Beetroot Pasta

I have also been refining my ravioli and tortellini making skills, to the point where I have discovered they freeze really well, so I now have a freezer full of the stuff for quick weekend lunches, which is fabulous! I also tried the special pasta recipe (p47) but once cooked, I couldn’t really see how it differed from the everyday quick pasta recipe.  I also tried the beetroot pasta with mussels. Again this one looked fabulous, but the pasta didn’t take on any of the flavour of the beetroot.

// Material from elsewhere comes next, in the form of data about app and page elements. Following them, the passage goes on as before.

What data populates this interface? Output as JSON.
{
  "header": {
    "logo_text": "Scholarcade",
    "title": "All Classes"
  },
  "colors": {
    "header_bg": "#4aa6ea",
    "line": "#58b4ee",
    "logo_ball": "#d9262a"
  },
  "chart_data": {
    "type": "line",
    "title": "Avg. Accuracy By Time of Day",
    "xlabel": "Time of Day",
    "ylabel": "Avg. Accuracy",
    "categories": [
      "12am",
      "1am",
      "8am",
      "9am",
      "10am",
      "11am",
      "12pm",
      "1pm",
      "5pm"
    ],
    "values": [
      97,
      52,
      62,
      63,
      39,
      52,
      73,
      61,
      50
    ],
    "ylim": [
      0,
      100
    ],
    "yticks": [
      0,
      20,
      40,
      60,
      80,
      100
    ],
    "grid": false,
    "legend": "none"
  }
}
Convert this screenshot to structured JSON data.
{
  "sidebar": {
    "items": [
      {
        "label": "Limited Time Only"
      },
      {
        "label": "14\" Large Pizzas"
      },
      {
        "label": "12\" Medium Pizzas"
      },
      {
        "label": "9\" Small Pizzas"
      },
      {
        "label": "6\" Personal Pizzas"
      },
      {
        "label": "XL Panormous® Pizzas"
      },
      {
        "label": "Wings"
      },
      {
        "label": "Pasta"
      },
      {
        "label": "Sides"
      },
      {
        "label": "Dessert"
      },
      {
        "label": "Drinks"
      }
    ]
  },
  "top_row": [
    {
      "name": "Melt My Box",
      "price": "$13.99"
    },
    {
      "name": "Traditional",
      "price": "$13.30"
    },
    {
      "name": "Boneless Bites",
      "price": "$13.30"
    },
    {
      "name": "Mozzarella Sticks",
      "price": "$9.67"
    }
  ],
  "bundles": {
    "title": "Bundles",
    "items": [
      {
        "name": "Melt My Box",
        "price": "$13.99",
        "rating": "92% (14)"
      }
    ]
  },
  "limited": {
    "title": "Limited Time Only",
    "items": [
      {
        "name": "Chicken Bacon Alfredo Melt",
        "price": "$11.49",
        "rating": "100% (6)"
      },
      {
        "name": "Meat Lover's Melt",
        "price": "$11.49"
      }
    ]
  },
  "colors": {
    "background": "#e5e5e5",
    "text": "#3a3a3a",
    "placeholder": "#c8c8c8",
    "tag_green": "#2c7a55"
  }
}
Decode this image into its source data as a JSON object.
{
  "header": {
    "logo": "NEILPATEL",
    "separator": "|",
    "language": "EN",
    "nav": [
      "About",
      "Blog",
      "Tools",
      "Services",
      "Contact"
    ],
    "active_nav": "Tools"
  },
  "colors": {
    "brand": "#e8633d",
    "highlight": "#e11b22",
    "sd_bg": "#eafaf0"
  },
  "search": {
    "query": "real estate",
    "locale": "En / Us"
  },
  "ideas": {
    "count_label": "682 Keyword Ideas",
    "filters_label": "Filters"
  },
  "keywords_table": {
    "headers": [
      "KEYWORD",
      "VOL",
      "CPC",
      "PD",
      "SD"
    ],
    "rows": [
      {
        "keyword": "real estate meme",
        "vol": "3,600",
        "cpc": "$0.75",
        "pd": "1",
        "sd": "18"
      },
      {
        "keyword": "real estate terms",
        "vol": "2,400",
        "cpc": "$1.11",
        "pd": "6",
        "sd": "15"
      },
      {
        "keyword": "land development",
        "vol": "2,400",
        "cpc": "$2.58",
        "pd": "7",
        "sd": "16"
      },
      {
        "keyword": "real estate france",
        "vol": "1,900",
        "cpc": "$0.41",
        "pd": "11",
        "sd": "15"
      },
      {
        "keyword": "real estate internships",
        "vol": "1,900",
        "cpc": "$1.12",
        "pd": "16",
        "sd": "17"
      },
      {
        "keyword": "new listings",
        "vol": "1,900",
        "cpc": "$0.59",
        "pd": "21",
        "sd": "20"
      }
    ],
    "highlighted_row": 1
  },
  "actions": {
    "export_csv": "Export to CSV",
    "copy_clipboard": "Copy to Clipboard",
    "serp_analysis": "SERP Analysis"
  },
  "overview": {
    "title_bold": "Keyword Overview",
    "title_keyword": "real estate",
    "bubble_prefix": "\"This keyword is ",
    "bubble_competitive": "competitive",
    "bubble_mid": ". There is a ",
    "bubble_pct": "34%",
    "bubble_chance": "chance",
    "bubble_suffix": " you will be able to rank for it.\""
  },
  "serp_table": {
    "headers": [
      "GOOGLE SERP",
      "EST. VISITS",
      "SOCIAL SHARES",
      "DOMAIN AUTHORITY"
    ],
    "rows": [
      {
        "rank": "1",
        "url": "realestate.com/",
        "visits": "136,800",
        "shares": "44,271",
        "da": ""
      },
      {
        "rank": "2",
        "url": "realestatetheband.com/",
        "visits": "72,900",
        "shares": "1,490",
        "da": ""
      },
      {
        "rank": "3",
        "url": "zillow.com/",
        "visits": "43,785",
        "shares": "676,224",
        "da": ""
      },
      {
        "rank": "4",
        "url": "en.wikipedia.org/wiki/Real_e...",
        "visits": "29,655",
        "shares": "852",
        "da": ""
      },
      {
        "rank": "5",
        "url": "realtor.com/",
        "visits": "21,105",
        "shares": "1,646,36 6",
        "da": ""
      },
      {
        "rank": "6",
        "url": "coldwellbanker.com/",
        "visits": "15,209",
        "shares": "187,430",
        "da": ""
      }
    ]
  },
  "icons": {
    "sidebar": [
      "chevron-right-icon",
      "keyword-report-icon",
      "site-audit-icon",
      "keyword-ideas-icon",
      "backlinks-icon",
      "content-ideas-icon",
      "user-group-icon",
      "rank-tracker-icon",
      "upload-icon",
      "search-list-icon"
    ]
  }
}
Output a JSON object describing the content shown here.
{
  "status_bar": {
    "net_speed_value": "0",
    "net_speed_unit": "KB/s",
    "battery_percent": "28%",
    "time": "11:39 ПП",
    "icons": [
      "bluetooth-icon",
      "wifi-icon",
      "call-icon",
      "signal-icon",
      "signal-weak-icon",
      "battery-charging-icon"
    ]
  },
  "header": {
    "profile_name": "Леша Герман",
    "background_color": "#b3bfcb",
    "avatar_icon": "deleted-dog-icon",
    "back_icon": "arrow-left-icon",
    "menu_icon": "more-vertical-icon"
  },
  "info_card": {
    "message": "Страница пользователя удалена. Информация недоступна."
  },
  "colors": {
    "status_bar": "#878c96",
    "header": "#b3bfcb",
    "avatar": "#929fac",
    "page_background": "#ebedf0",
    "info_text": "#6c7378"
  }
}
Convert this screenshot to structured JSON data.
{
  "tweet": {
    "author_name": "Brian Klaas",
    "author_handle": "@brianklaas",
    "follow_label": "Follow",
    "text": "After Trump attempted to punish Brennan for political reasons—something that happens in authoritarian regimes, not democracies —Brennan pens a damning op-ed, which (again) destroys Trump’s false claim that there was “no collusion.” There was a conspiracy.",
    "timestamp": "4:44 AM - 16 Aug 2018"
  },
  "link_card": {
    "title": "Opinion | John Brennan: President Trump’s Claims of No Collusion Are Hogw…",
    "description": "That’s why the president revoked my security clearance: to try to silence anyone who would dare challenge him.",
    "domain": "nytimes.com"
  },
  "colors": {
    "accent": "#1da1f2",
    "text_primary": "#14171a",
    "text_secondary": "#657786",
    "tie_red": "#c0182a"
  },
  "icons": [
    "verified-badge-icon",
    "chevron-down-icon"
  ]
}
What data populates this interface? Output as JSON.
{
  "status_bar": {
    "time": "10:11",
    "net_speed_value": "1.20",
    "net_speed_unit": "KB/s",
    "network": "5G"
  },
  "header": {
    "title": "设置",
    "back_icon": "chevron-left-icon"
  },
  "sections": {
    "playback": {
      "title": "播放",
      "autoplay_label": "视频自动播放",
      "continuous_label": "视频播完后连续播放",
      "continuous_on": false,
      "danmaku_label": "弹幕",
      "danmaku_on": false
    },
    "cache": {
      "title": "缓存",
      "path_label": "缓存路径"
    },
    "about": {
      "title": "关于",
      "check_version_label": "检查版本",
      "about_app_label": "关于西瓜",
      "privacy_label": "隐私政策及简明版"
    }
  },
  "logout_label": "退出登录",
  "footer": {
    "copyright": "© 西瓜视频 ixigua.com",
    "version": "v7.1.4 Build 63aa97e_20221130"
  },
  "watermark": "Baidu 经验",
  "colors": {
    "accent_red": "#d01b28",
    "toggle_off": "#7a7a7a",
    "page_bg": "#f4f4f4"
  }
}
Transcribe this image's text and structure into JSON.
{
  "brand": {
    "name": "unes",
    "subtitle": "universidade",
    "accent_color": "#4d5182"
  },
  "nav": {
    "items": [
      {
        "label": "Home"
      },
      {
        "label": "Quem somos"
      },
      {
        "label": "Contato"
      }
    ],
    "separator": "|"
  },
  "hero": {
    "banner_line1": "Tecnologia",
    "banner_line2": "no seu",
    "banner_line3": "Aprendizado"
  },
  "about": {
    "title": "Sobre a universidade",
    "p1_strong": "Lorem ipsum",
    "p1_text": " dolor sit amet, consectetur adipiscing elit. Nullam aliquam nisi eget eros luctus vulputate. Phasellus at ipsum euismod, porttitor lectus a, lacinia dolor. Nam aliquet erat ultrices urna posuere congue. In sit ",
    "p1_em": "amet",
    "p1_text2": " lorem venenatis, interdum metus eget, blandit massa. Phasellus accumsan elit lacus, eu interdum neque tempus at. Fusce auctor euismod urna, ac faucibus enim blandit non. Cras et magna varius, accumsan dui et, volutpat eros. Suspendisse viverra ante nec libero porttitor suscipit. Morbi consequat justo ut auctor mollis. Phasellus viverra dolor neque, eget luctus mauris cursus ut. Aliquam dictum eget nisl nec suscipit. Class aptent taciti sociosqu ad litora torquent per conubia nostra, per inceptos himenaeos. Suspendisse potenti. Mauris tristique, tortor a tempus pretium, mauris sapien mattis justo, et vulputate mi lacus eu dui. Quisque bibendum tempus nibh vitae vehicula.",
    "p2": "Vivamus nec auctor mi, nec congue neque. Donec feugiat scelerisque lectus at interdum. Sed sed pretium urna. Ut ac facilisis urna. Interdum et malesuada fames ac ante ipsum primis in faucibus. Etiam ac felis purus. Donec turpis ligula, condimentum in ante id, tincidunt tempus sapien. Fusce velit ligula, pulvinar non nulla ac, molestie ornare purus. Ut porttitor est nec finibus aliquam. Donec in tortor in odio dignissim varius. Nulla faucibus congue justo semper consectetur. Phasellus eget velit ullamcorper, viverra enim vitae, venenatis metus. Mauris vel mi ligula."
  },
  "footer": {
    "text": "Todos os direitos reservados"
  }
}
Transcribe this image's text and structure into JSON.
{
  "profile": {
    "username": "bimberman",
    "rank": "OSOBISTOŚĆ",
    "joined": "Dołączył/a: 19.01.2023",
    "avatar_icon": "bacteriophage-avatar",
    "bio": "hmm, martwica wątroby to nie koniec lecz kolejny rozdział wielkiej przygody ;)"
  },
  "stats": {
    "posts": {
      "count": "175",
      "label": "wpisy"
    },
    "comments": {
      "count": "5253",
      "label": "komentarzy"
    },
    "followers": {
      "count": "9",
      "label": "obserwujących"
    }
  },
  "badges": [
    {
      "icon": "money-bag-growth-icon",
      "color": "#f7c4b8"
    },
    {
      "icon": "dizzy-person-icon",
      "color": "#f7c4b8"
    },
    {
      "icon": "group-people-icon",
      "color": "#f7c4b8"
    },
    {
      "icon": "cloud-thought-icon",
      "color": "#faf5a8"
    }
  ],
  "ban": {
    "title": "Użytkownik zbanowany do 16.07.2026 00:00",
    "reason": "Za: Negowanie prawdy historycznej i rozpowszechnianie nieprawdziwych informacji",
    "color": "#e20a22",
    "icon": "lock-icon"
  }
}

I think I can claim the vegetable chapter complete.  I made vegetable tempura, which was surprisingly tasty, leaving slow cooked artichokes. Now artichokes are one of the few things that you can only buy when they are in season. The artichoke season in Sydney has been and gone. I did buy a couple and try the salad recipe with them (p38) then tried frying the left overs (p138) but now, I will have to wait the best part of the year to finish it off, and I think Jamie would let me off that one so I can move onto book two in the hopefully near future.

60% there

I’ve been at it since June, and I’m nearly done. Well I’ve completed 60% of the recipes in the first Jamie book. The momentum has slowed down a bit, as the more I do the harder it becomes. I have cooked most of the everyday meals and all of the wintery dishes, which only leaves the recipes that require fancy ingredients or would benefit from a summers day before eating.


Last weekend I made the most of the seasonal figs and tried the semi-fredo. This was a surprisingly pleasant dessert that highlighted the need for food and wine matching. I haven’t worked out whether it’s the cream, figs or honey, but paired with lemon cordial or dessert wine it leaves a strange taste of anchovies in your mouth! Try it! I dare you!!!

It might also be time to start changing the rules of the game, as I’m really keen to move on to book two. So this might be a good time to confess that I can’t cook the red mullet and ham as I can’t buy the raw ingredients. It’s not a cop out, honest!

Serious Stuff!

The Nic and Jamie challenge is proving to be more than just a crazy idea, as it’s forcing me to cook things that I wouldn’t ordinarily bother! In turn this means I’m discovering awesome new recipes and gaining cooking skills.


A prime example of one such recipe is mayonnaise. Mayonnaise is something I always buy. Now we’re in Oz mayonnaise is one of the few things that I pay extra for to get the imported British stuff (the other would be chocolate if I could find it!), as good old Helmann’s is tricky to beat. Some things are worth spending extra time to make from scratch, but I’m just not convinced that mayonnaise warrants the extra effort.

But just to prove I can, I did! And I did it with a hand whisk, not my beloved mixer. The only reason I bothered was because there is a very slim chance that I might get an audition for a TV cooking show that cannot be named and mayonnaise really is one of those things you should be able to make from scratch. And I have to say it tasted quite good, and was the perfect accompaniment to my homemade chips :)


Get every new post on this blog delivered to your Inbox.

Join other followers: